Techniques and trouble-shooting in high spatial resolution thin slice MRI for rectal cancer

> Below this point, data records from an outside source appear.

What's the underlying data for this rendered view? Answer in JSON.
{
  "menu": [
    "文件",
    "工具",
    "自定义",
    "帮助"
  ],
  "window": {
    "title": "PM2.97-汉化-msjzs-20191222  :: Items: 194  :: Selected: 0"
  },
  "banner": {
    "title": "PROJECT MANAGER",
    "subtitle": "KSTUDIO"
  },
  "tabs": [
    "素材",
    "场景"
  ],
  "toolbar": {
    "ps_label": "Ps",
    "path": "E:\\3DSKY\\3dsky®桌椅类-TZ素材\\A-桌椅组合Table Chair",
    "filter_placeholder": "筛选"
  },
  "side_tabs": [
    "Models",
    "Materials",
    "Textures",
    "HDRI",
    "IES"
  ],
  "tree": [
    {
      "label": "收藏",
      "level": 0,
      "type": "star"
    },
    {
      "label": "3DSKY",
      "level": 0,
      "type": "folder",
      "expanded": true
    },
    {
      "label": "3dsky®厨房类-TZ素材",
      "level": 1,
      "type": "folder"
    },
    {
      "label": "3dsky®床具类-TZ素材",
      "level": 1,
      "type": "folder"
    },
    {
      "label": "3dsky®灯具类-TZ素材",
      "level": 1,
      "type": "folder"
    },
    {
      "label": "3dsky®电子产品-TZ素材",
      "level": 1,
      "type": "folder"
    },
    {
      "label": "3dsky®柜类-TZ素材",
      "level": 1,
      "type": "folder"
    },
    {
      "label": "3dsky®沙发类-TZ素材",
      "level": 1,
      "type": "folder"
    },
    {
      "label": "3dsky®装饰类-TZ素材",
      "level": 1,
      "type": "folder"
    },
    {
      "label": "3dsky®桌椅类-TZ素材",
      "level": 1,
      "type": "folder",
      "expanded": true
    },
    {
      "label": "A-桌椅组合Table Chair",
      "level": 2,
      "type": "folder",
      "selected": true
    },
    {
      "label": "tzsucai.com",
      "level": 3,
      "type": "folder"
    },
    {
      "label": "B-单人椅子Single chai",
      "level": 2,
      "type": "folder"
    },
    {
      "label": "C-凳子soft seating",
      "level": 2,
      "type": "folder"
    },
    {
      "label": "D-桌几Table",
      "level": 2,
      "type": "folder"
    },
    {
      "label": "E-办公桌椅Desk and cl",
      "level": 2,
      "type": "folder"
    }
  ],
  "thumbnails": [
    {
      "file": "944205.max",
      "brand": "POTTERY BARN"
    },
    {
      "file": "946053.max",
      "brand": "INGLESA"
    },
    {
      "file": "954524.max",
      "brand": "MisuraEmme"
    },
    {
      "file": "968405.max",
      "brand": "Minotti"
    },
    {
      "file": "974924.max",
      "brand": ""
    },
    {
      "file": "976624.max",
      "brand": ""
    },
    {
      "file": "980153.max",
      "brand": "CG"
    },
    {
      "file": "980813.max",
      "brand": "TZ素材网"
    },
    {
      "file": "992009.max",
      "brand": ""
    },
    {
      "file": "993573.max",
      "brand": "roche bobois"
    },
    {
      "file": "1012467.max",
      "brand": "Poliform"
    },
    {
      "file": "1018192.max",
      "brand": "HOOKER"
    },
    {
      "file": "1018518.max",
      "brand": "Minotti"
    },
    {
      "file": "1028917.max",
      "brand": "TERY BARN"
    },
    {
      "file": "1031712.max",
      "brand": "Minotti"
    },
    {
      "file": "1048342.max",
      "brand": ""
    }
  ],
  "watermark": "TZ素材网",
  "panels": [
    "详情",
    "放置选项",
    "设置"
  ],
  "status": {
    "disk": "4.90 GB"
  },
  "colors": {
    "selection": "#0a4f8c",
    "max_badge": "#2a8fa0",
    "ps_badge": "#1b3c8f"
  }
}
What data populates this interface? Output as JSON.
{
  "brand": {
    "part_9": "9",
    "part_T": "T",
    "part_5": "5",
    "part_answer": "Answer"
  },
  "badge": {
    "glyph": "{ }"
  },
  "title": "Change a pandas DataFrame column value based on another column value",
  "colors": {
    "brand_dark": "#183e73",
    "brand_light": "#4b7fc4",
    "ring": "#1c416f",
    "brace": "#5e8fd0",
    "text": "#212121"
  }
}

MRI is increasingly advocated as an optimal method of staging rectal cancer. The technique enables depiction of the relationship of tumour to the mesorectal fascia and may thus identify tumours at risk of positive circumferential margin involvement at surgery. Depth of extramural spread may also be accurately measured and tumour deposits within the mesorectum are shown. It is important that a high spatial resolution technique is used in order to accurately depict these features and care should be taken in ensuring that images acquired cover the entire rectal tumour and mesorectum. This paper describes the technique of high spatial resolution rectal cancer imaging and the potential technical pitfalls in acquiring good quality images. Important factors to consider include: adequate scan duration to achieve high spatial resolution images with sufficient signal to noise ratio, careful positioning of the pelvic phased array coil, use of T2 weighted turbo spin-echo rather than T1 weighted imaging and careful planning of scans to ensure that images are obtained perpendicular to the rectal wall.